Most of the Arab countries close to Iraq have Sunni majorities, and their governments are believed to fear that a Shi'ite-dominated regime in Iraq would both embolden their own Shi'ite communities and lead to Iraq's moving closer to Iran.
"We should preserve Iraq's Arabism -- this unites Shi'ites and Sunnis," said Foreign Minister Hani al-Mulqi of Jordan. "We do not want to politicize religion."
Foreign Minister Ahmed Aboul Gheit of Egypt told the same press conference his country shares Jordan's concern about sectarianism in Iraq.
"There should be no division in Iraq. Shi'ites and Sunnis are all Arabs," Aboul Gheit said.
Earlier this month, Jordan's King Abdullah II warned of a possible Shi'ite hegemony in the region. In an interview with The
King Abdullah said more than 1 million Iranians had crossed the border into Iraq, with many intending to vote in the elections. He said this was with the encouragement of the Iranian government.
Iran has denied allegations it is trying to influence Iraq's political process.
Asked if his country had evidence supporting the king's charges, Jordan's Mulqi said, "I don't think that His Majesty says something without evidence. Yes, we in Jordan have enough evidence that Iraq's Arabism is in danger."
In Jordan, interim Prime Minister Iyad Allawi of Iraq met King Abdullah to discuss how the Iraqi government is preparing for elections in the face of the insurgency.

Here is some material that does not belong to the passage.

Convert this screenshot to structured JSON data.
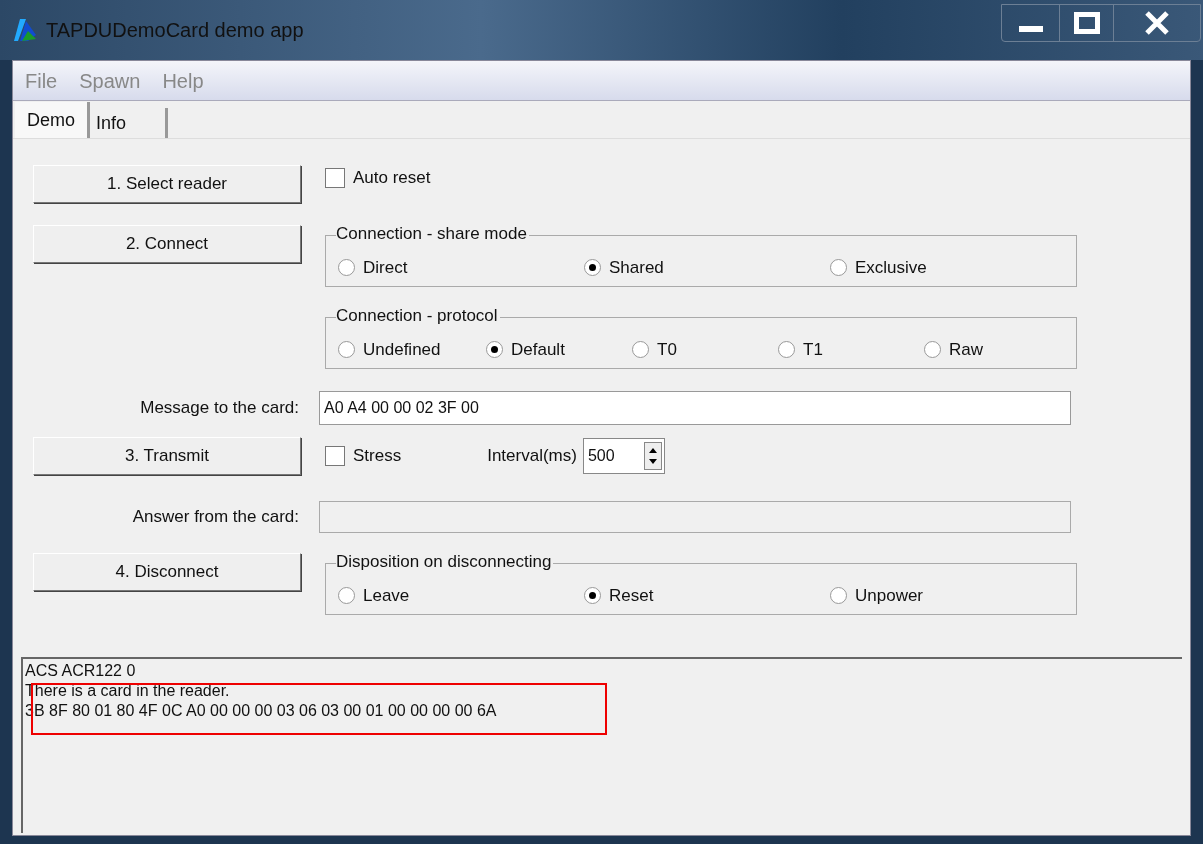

Allawi reiterated to reporters that elections will be held on time, despite calls for a postponement until the violence has subsided. Iraqis are to elect a transitional assembly that will appoint a government and draft a new constitution. "Our aim is to reunite all the Iraqis for comprehensive elections," Allawi said.